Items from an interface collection
Content starts

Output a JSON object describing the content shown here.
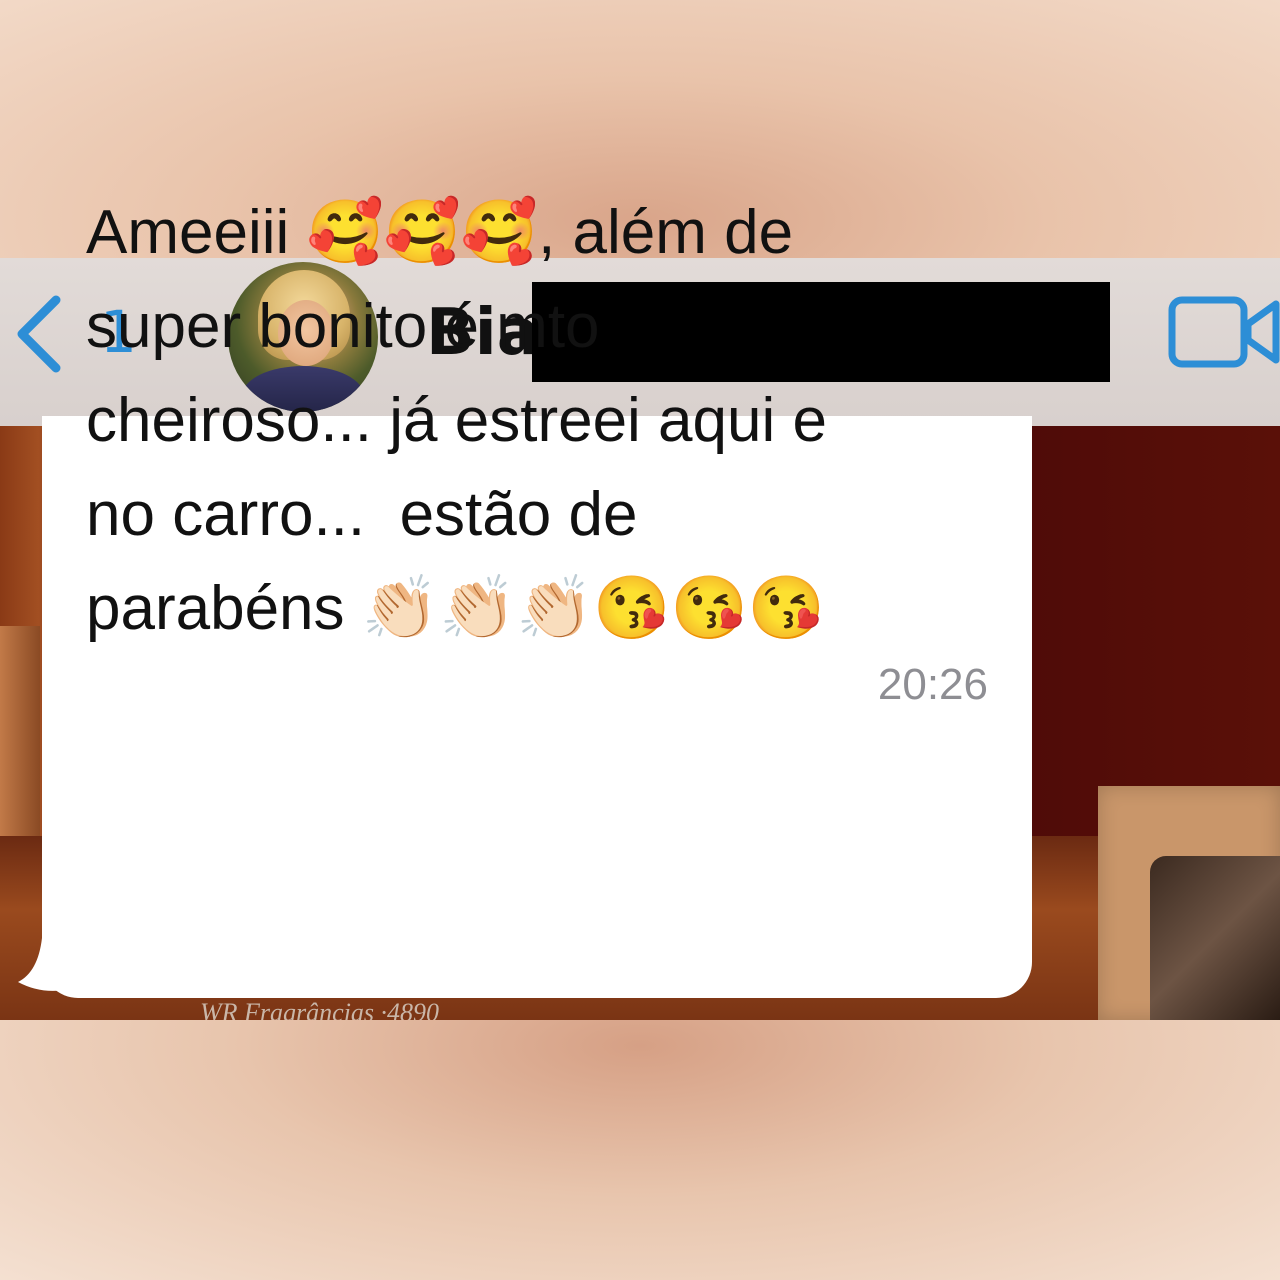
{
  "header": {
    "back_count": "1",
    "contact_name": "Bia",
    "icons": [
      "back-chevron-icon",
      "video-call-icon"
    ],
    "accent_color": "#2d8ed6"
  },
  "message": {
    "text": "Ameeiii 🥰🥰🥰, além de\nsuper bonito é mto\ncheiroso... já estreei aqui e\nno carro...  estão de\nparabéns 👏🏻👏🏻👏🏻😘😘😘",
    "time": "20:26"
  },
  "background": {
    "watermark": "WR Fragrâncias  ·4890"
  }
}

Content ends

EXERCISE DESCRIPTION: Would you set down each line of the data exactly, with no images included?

TASK RESULT:
Output a JSON object describing the content shown here.
{
  "header": {
    "back_count": "1",
    "contact_name": "Bia",
    "icons": [
      "back-chevron-icon",
      "video-call-icon"
    ],
    "accent_color": "#2d8ed6"
  },
  "message": {
    "text": "Ameeiii 🥰🥰🥰, além de\nsuper bonito é mto\ncheiroso... já estreei aqui e\nno carro...  estão de\nparabéns 👏🏻👏🏻👏🏻😘😘😘",
    "time": "20:26"
  },
  "background": {
    "watermark": "WR Fragrâncias  ·4890"
  }
}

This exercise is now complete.